**TASK STATEMENT**
Copy, from the material below, every line in which the word "true" can be found.
============================================================
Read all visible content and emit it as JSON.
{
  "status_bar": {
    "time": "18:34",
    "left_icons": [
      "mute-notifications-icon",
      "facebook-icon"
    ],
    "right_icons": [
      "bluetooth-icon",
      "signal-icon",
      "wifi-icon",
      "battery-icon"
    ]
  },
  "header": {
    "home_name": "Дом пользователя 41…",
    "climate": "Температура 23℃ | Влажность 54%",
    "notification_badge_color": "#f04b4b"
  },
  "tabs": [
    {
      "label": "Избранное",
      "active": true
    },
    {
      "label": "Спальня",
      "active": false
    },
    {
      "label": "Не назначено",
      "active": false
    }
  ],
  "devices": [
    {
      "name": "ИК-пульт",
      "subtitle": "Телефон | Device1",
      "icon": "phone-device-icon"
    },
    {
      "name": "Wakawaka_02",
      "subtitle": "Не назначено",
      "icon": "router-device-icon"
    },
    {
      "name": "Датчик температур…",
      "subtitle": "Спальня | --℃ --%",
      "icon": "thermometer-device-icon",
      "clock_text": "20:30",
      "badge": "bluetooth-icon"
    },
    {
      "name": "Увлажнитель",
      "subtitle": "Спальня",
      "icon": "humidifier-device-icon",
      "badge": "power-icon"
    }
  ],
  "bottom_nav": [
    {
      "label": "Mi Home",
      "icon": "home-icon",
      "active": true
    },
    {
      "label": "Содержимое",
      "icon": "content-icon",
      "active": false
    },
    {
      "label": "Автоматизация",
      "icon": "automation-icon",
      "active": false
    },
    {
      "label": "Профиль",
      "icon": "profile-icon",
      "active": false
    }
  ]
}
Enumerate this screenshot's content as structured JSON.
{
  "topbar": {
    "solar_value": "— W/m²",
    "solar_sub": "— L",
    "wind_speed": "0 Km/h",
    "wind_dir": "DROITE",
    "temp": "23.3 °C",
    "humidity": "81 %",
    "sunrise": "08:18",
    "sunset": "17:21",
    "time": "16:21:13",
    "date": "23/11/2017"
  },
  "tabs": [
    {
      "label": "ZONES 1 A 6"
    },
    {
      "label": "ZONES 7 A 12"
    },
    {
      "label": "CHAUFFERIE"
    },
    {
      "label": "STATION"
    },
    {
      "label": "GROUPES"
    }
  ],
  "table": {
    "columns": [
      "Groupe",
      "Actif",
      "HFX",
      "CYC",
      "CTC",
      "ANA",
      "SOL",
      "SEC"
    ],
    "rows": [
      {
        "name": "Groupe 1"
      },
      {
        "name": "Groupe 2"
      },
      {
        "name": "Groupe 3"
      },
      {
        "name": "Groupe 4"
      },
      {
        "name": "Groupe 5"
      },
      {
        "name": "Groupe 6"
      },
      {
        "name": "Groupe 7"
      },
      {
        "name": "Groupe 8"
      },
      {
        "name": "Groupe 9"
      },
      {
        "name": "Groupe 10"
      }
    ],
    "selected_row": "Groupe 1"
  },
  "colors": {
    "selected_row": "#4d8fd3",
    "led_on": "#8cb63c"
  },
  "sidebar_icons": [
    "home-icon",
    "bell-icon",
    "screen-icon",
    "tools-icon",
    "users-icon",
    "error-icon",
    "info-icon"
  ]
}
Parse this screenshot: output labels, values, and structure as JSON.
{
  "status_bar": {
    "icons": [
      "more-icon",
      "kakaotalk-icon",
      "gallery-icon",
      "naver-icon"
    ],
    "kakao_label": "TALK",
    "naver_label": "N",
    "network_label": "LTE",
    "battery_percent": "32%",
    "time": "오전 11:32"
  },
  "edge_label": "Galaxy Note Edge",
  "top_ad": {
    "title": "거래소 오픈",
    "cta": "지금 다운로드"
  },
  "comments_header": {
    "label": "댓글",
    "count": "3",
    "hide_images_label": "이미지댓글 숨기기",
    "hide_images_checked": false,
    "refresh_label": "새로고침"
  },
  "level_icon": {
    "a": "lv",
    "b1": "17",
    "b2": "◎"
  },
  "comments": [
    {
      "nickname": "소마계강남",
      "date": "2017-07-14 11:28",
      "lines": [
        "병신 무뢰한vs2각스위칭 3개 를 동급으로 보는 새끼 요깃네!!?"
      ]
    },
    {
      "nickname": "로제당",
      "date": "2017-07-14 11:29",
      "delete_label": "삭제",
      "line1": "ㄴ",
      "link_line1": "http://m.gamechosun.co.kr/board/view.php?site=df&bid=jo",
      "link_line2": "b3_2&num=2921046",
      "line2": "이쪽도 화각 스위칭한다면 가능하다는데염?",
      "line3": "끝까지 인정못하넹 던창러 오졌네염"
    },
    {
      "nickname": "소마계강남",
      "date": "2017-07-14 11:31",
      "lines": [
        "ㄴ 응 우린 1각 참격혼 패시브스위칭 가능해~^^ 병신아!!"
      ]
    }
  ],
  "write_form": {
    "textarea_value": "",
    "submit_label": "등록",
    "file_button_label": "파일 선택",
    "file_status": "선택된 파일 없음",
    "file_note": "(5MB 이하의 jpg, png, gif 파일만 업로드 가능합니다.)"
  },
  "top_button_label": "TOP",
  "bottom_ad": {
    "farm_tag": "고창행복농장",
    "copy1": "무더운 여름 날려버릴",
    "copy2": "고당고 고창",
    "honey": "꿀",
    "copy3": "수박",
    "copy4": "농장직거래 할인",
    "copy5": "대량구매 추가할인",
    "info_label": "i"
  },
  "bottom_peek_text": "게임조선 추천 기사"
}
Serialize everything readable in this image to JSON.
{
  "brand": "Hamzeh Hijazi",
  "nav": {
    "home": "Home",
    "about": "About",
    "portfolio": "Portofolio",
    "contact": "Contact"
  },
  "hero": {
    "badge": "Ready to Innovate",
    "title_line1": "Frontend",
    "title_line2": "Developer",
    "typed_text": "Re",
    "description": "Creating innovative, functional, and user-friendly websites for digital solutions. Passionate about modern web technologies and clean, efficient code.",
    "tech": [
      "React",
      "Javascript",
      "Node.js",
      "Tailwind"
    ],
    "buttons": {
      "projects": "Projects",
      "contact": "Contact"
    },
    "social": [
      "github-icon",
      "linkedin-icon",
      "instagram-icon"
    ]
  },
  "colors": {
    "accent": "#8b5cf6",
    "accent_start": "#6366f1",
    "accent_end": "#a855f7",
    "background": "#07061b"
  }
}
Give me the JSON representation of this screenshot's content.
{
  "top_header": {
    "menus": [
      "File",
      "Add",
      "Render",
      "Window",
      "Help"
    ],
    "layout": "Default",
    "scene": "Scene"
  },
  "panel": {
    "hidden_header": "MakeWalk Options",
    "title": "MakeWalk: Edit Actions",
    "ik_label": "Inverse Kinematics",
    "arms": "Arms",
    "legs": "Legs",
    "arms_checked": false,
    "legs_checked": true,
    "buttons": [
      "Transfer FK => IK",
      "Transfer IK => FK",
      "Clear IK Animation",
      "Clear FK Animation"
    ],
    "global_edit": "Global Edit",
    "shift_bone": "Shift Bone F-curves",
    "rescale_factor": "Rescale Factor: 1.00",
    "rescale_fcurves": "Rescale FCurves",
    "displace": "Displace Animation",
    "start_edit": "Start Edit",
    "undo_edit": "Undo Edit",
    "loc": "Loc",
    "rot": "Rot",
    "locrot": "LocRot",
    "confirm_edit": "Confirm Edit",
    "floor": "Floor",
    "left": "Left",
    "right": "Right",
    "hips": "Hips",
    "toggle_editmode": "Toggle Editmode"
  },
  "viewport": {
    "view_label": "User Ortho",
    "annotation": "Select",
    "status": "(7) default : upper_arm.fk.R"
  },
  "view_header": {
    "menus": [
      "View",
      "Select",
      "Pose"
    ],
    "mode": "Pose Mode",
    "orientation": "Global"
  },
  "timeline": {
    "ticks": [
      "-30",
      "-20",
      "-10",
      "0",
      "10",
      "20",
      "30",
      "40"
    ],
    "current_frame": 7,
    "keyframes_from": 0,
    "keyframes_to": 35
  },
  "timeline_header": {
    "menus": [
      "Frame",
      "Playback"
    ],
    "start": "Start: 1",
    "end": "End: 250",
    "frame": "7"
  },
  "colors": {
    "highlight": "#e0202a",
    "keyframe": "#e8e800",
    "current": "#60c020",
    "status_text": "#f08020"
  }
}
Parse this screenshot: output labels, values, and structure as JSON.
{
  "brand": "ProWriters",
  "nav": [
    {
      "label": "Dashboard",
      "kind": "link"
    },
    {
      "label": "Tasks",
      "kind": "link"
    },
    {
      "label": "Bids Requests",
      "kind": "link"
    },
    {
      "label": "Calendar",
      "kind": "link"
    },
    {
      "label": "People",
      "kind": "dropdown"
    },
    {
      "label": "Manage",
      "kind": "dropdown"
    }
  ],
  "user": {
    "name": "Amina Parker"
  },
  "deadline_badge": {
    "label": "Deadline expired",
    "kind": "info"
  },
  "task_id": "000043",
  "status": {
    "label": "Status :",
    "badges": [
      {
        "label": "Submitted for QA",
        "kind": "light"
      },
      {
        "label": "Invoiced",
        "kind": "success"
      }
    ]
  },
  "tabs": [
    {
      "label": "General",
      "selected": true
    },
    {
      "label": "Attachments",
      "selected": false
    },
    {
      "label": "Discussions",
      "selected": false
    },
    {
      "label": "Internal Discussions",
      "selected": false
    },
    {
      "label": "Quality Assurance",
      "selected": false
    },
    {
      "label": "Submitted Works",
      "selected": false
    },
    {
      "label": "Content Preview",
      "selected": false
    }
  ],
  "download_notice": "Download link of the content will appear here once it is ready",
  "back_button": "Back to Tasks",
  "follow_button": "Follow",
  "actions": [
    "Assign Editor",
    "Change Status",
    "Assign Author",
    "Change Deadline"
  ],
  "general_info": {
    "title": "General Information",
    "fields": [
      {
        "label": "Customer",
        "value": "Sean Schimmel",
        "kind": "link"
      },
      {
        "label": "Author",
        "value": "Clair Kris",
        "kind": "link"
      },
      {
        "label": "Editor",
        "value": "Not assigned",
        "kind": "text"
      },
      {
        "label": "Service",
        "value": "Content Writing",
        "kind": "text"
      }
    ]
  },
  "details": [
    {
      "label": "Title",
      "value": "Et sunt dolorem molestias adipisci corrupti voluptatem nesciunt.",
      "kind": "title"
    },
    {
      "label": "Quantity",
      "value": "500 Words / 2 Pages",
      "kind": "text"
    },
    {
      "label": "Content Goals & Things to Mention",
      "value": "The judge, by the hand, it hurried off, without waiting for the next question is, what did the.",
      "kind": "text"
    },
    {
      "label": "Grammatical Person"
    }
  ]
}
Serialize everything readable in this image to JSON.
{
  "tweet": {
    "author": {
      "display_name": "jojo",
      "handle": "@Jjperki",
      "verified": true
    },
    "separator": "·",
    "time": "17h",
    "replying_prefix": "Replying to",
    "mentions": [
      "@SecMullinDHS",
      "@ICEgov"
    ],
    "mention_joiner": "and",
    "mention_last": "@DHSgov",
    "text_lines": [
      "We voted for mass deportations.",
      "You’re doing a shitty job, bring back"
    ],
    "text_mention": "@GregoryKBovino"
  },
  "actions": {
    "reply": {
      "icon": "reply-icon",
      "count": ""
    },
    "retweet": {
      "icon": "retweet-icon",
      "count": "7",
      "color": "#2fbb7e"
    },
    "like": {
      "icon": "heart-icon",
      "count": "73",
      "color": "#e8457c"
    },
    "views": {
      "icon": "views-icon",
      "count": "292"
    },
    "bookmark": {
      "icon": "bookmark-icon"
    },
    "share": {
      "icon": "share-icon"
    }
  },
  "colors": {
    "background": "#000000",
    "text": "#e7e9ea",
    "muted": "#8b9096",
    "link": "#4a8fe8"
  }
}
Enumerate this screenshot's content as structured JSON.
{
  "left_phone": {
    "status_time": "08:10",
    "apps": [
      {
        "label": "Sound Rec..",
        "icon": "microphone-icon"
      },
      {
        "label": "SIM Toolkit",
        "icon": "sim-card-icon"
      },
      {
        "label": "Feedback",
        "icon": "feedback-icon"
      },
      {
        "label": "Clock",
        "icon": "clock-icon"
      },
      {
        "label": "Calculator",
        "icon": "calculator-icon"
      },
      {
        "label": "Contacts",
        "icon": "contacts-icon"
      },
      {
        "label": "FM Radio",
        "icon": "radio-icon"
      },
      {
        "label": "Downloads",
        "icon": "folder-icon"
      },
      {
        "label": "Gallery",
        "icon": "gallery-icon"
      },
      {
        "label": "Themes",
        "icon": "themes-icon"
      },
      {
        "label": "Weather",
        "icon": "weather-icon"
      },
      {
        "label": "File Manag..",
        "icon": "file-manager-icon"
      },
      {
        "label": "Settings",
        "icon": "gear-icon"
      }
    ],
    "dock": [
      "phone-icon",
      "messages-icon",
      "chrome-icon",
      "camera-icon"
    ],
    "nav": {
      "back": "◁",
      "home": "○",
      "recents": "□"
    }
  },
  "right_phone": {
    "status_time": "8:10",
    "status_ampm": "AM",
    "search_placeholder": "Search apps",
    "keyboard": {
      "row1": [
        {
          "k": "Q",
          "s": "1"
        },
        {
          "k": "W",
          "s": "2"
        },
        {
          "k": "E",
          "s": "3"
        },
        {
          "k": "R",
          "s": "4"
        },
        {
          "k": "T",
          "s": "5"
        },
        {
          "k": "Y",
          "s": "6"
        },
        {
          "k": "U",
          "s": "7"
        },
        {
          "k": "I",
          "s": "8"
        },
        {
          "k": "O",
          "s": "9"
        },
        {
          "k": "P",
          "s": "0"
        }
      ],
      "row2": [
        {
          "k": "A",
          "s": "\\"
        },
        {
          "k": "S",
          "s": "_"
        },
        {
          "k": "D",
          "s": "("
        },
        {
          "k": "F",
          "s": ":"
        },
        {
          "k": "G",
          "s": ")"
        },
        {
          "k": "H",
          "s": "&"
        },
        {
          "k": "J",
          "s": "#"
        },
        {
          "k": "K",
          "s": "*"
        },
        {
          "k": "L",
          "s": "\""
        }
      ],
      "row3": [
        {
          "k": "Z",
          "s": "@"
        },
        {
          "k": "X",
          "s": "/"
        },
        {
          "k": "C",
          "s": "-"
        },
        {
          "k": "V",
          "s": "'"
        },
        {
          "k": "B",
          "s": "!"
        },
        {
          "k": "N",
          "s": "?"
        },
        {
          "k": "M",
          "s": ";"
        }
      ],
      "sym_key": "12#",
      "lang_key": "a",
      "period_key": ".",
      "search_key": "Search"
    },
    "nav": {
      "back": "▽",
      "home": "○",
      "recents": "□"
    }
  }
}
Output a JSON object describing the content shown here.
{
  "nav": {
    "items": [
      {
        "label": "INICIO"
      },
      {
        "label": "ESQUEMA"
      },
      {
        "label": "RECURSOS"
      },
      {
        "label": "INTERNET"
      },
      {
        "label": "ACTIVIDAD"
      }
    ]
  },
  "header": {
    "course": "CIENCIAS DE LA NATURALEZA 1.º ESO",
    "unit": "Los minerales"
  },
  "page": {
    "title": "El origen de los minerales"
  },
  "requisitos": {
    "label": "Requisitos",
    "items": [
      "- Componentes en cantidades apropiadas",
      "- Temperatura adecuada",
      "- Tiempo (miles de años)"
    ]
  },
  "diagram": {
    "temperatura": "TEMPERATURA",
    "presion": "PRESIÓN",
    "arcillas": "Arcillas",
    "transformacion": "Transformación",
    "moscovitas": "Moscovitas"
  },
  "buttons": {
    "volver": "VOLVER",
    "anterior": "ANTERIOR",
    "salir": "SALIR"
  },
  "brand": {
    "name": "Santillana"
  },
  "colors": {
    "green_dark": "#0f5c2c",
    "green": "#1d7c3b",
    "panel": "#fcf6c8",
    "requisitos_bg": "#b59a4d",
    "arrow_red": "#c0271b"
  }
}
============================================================
**ANSWER SPACE**
      "active": true
      "active": true
    "legs_checked": true,
      "selected": true
      "verified": true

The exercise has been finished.